As a mother staying with my children, my schedule does not dictate an adherence to a rigid schedule. My schedule prior to having children, working in a university setting, allowed flexibility with my hours, as does the job my husband currently has. Regardless, our choice of vocations is intrinsically tied to our hours, and we can therefore choose whether a position fits or not. It’s a choice not given to children on the way to school, whose waking and sleeping hours are not a reflection of what their bodies are telling them or what they are learning, but are dictated by a government based solely upon their age.
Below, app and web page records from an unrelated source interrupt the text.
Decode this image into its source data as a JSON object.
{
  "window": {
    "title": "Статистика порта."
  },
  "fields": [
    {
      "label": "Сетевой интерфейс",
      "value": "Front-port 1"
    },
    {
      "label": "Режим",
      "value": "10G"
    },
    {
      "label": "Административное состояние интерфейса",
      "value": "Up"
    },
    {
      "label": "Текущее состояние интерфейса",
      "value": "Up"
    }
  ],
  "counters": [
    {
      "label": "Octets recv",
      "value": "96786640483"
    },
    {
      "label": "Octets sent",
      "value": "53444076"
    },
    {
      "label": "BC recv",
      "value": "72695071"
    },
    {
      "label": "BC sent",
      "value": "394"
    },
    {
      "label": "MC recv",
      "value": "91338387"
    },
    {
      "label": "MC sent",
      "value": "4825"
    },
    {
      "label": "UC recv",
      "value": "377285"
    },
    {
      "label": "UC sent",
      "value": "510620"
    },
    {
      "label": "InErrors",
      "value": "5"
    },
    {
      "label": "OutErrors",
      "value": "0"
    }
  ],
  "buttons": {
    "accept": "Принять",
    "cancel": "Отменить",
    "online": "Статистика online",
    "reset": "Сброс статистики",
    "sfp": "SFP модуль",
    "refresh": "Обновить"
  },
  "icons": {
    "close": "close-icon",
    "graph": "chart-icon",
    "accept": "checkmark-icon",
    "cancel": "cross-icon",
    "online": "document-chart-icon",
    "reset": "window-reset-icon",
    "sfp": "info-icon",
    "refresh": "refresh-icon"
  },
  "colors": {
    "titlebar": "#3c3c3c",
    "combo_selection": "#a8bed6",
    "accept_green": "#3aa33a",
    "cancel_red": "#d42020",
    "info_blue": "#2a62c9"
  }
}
So, we wave to the kids on the bus and wish them a wonderful day, as we go on about our lives on our own schedule, whatever that may be to fit our needs. While those parents advocating strict adherence to schedules shake their heads at my apparent lack of structure, I smile, knowing my children, in their earnest quest for learning, are doing, and will do, quite fine in life.
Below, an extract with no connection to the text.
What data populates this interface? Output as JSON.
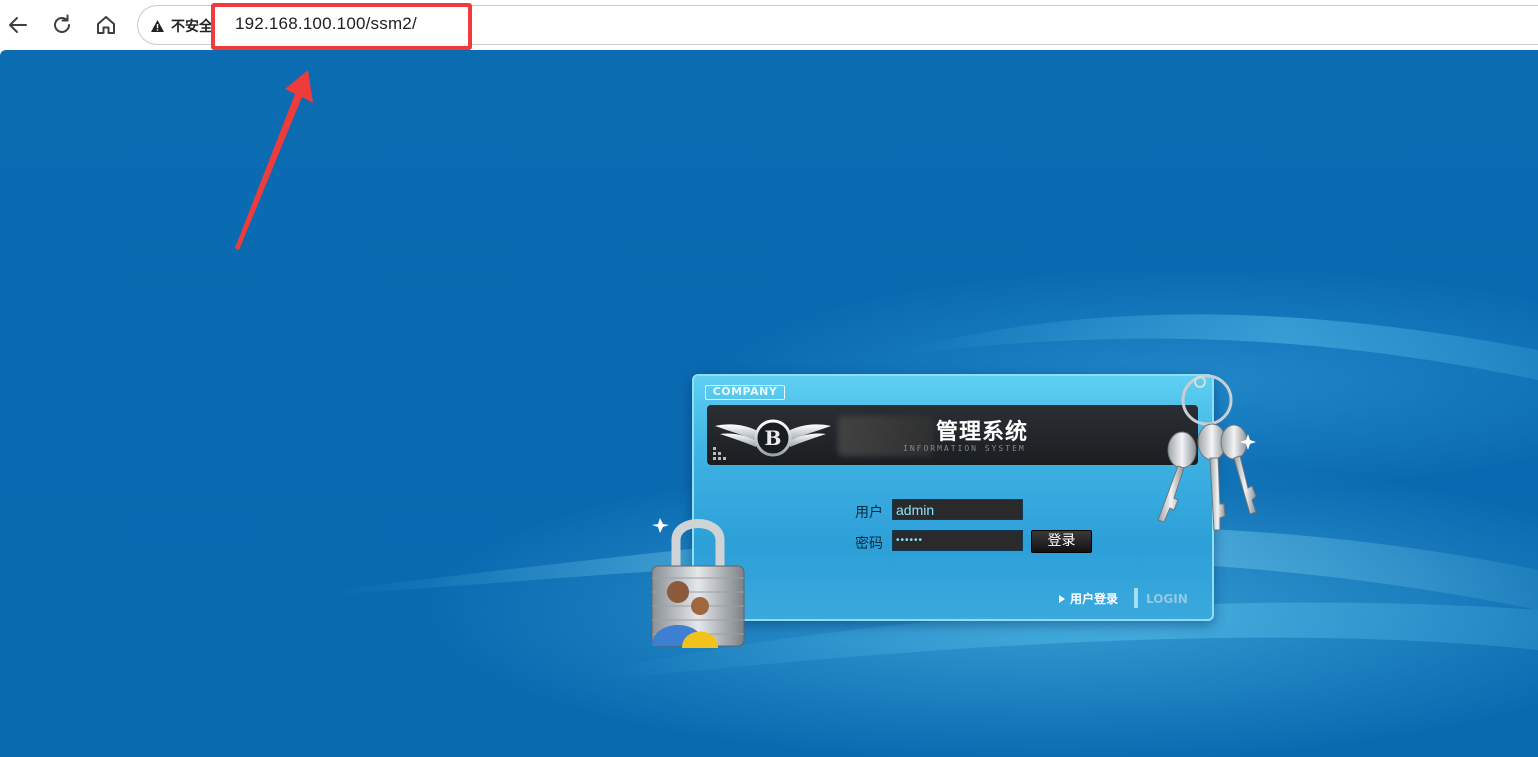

I’m Not Raising Corporate America

Photo by Justin Lowery

I’ve often heard parents rationalizing punishments and rewards by citing the real world. When the kids grow up, they’ll be in the real world. In the real world, they’ll have to get a job and then, they had better be prepared. Punishments and rewards are everywhere, in the real world.

This misses a key point. I’m not raising Corporate America. I’m raising my children. So, while some day they may find themselves in a corporate position faced with a choice to make, right now they are children living their lives. I don’t run my family by Corporate America’s values – to gain as much money (i.e. reward) as possible, often at the expense of others. And frankly, if my children are ever in such a position, I hope they look beyond the immediate reward and follow what they know in their hearts is the right thing to do – not because of someone else’s beliefs or because of some extrinsic reward – but because they are following what they believe.
In Corporate America, a person can make the choice to walk away and leave. They voluntarily choose to be in that position to earn a wage with whatever consequences go with their choices. Except in rare occassions, children do not have the choice to leave their parents and family of origins in order to find a more suitable position should they deem it necessary. Arbitrary punishments and rewards only exacerbate that parental power. If you want to compare punitive parenting with the work force, a more likely comparison would be with slavery. There is no chance of leaving besides running away with the hope of not being found.
Most of us look for jobs that are rewarding. However, that reward generally isn’t the almighty dollar. The most rewarding jobs are the ones where people are doing what they enjoy intrinsically. A few companies recognize this. Google is a prime example of this, despite its huge size. Employees at Google have a voice in matters. Recognizing that happy workers are more productive workers, Google strives to provide an enjoyable work environment rather than trying to control its employees.
At the end of the day, however, work isn’t all there is to life, and most people would say that their relationships are what really matter to them. Rather than trying to control our children with punishments or rewards, we talk to them – like the people they are. Sure, some of the people in our family are smaller and younger, but these are still relationships. And the last time I checked, we are living in the real world.